When my sister Jill was ill, several years before she passed away, I remember an event when it appeared that Jill was dying. Jill had lost 5 units of blood in 6 days from a kidney infection. I was so concerned about Jill’s care that I spent one night with her. While I was lying on the room’s sofa softly praying the rosary, I saw mom and dad standing at her bedside, praying for the life of their youngest daughter. As I had reacted some years ago when I witnessed my long dead parents at their child’s bedside, the Apostles were speechless and somewhat stunned by what they saw – Jesus, being taken up to heaven in a cloud, forever lost to their sight. The Apostles could not understand what they were witnessing, as I could not understand how my parents long dead were at Jill’s side.

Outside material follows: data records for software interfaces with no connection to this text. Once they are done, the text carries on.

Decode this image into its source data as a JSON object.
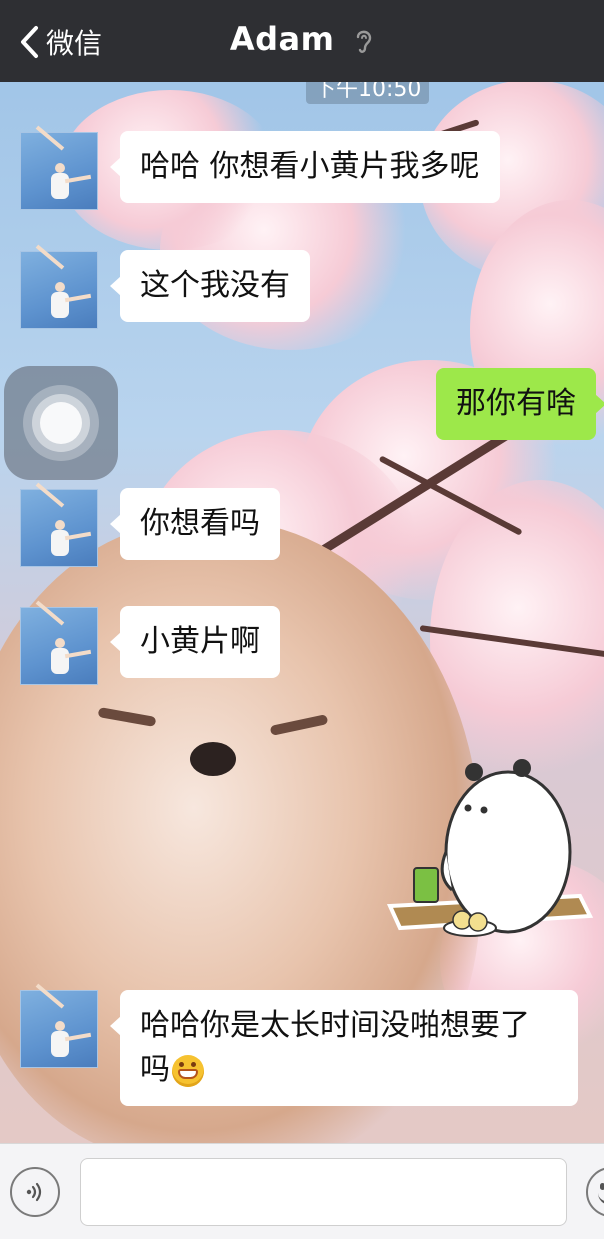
{
  "navbar": {
    "back_label": "微信",
    "title": "Adam"
  },
  "timestamp": "下午10:50",
  "messages": [
    {
      "side": "in",
      "text": "哈哈 你想看小黄片我多呢"
    },
    {
      "side": "in",
      "text": "这个我没有"
    },
    {
      "side": "out",
      "text": "那你有啥"
    },
    {
      "side": "in",
      "text": "你想看吗"
    },
    {
      "side": "in",
      "text": "小黄片啊"
    },
    {
      "side": "in",
      "text": "哈哈你是太长时间没啪想要了",
      "text_line2": "吗"
    }
  ],
  "colors": {
    "navbar": "#2e2f33",
    "outgoing_bubble": "#9de84a",
    "incoming_bubble": "#ffffff",
    "inputbar": "#f4f4f6"
  },
  "icons": {
    "back": "chevron-left-icon",
    "earpiece": "ear-icon",
    "voice": "voice-icon",
    "emoji": "emoji-icon",
    "grin": "grinning-face-icon",
    "assistive_touch": "assistive-touch-icon"
  },
  "input": {
    "value": "",
    "placeholder": ""
  }
}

We are told that clouds in the Bible express a theophany, a sign that God is visibly present. Men in white, presumably angels, tell the Apostles that Jesus will return just as they saw Him leave. The Apostles then return to Jerusalem, perhaps quiet and lost in their thoughts, to await the coming of the Holy Spirit, following Jesus’ instructions.

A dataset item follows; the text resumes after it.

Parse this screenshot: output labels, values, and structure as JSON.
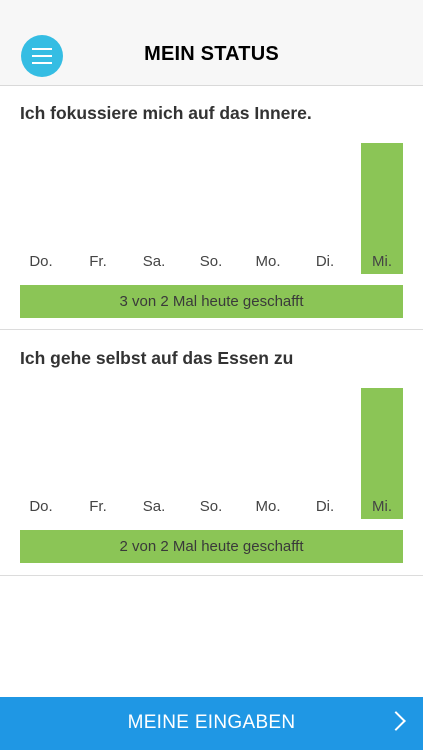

We are also told that the Apostles “devoted themselves with one accord to prayer.” There are old paintings depicting that time, of the Apostles praying during those days as they awaited the Spirit. The paintings are usually somber, expressing a sense of quiet and deep prayer. I imagine that there were often times of solitary or even group prayer and perhaps prayers in the Temple as the Apostles waited, just as the old paintings depict. But maybe – and here is my “what if” – if much of what the Apostles did during those days was remember? The men and some women disciples sat around in that upper room in groups; they ate together; perhaps they sat by themselves at times – and they remembered and talked about the events of the last three years. The Apostles remembered His words; they remembered His miracles; they remembered the laughter and tears they had all shared. And as they remembered, the Lord was once again present to them in the words and memories which they shared.
Remembering can be a way of praying and uniting oneself with God, for it is meditative and draws one into a quiet time which leaves us open to our Creator’s voice. Perhaps instead of the Apostles always being on their knees in quiet and sadness at the loss of the Lord for days on end, as one might see in the paintings, the time was one of joy and expectation. It was a time of wonderment for them that ordinary men, as they were, had been privileged to see God, that they had been privileged to witness the unimaginable. They will wonder about those things until God calls them “home” just as I wonder about what I saw in that hospital room.